BEGIN SOURCE MATERIAL

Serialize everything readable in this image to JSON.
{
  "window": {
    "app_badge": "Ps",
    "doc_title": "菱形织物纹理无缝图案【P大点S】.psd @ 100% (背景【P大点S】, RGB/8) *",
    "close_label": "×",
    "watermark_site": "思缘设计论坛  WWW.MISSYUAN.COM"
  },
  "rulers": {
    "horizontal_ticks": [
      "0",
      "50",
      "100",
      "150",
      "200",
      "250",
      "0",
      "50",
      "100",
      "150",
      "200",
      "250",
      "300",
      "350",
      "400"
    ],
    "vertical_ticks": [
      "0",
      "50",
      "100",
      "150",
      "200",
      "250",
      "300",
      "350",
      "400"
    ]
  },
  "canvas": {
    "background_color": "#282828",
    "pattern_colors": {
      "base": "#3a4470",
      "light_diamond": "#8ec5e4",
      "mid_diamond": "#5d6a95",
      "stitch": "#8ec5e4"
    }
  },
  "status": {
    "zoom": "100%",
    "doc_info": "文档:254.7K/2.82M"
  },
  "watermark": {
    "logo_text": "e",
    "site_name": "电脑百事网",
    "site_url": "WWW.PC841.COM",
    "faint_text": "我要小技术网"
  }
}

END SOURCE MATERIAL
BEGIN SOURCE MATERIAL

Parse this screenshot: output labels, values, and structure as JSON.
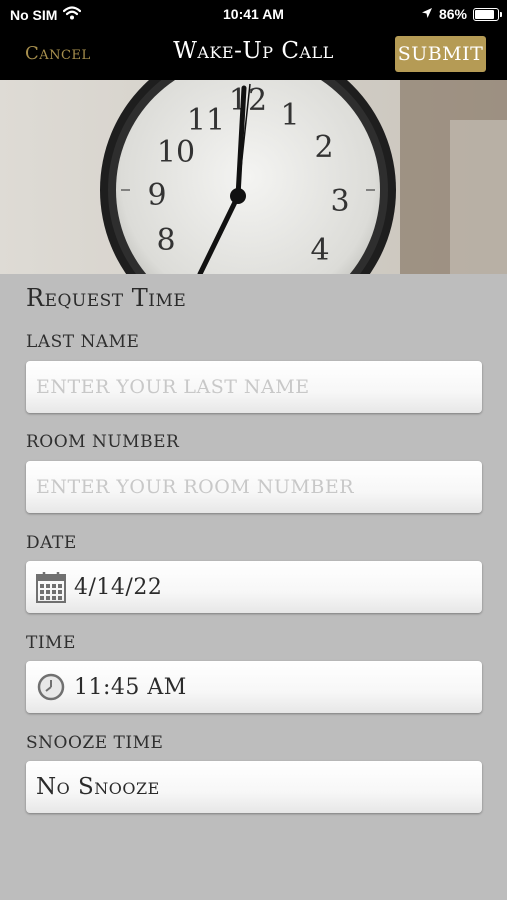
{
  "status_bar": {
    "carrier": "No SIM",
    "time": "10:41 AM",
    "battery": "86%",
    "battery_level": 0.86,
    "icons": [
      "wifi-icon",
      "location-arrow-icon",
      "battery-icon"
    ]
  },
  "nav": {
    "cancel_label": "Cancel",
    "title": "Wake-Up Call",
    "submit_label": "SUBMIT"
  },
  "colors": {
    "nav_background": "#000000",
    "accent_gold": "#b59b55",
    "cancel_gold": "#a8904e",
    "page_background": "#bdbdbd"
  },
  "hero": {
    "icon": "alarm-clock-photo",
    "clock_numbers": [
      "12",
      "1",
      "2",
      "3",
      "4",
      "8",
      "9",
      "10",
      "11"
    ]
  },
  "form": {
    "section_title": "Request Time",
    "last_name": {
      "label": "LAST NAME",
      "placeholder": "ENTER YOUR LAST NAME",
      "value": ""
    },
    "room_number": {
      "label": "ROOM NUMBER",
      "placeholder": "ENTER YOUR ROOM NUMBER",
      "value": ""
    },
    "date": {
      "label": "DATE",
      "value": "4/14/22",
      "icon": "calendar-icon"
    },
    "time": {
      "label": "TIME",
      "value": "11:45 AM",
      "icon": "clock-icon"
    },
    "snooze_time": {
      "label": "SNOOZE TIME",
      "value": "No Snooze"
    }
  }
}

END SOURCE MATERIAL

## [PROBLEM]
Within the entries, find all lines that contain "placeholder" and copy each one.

## [ANSWER TO THIS PROBLEM]
      "placeholder": "ENTER YOUR LAST NAME",
      "placeholder": "ENTER YOUR ROOM NUMBER",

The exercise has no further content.